is a noun formed from the verb
'to be new' (cf. the Hebrew
with the same meaning and the noun
'new moon'). Properly hadith means 'news' andthen a tale or verbal communication of any kind. It may with propriety be used of an accountof a tribal raid, of old sagas, of incidents in the life of the prophet, and even of the Quranitself. The great impetus given to religious thought and speculation by Muhammad and theQuran could not fail to influence the language of Muhammadan writers, and thus the wordhas acquired its narrowed technical connotation of an oral tradition which can be traced back to a Companion or to the prophet Muhammad. Arabic preserves clearly the consciousness of the special connotation given to the word
, for Bukhari records a saying of 'Abd Allahb. Mas'ud that 'the best hadith is the book of God';
and of the prophet in reply to AbuHuraira's question, 'Who will be the happiest on the day of resurrection thanks to yourintercession?' 'I thought you would be the first to inquire of me about this hadith because Ihave noticed your eagerness in regard to the hadith.'
or 'beaten track'

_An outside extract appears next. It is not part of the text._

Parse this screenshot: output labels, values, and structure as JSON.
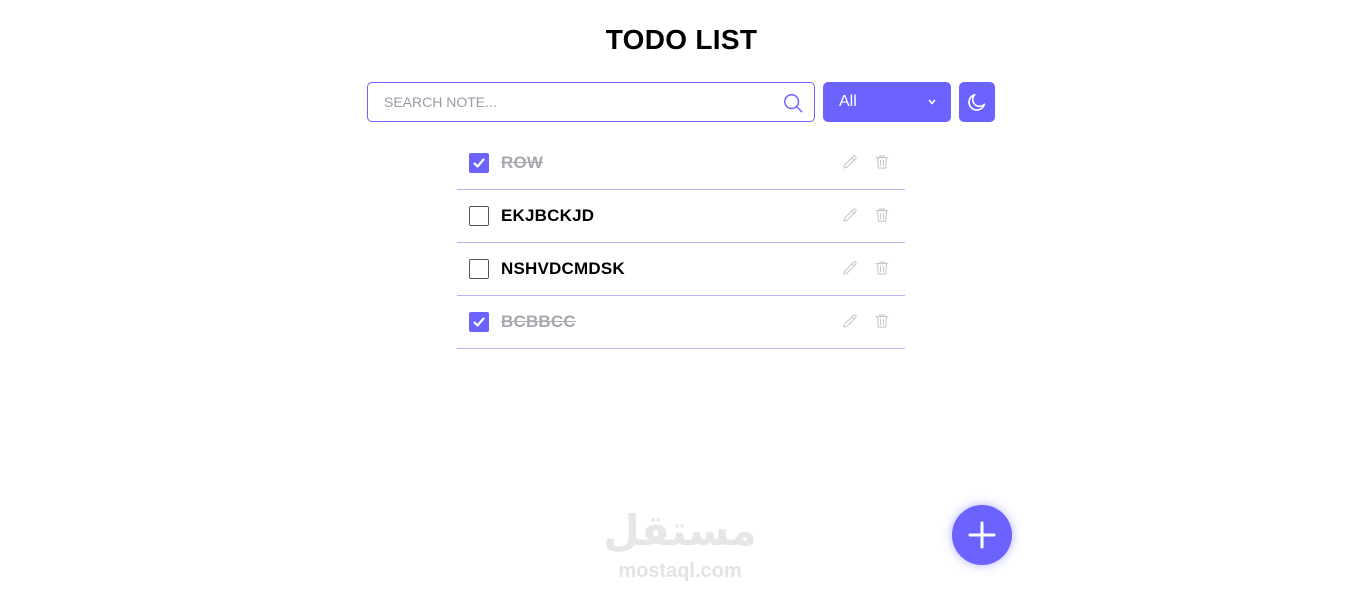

the custom and practice of the old Mohammadancommunity inasmuch as hadith were often invoked to prove that a certain act was performedby the prophet, and was therefore to be imitated by all pious believers, it follows that hadithand sunna are sometimes names for one and the same thing. But there is no necessaryconnexion between them, and we often find that tradition is in conflict with custom. Thegreat merit
Bab I'tisam, ed. Krehl, iv, p. 420.
Bab Riqaq 51, Krehl, iv, p. 245.
of Malik b. Anas in the eyes of his contemporaries was that he was an authority both oncustom law and on oral tradition. Perhaps the best example of the distinction is in the title of a book cited by the Fihrist, 'the book of the sunnas with confirmatory hadith'.
The conservatism of the East has long been proverbial, and the Arab may fairly claim a sharein the building up of this reputation. The acceptance of monotheism, it is true, marked a break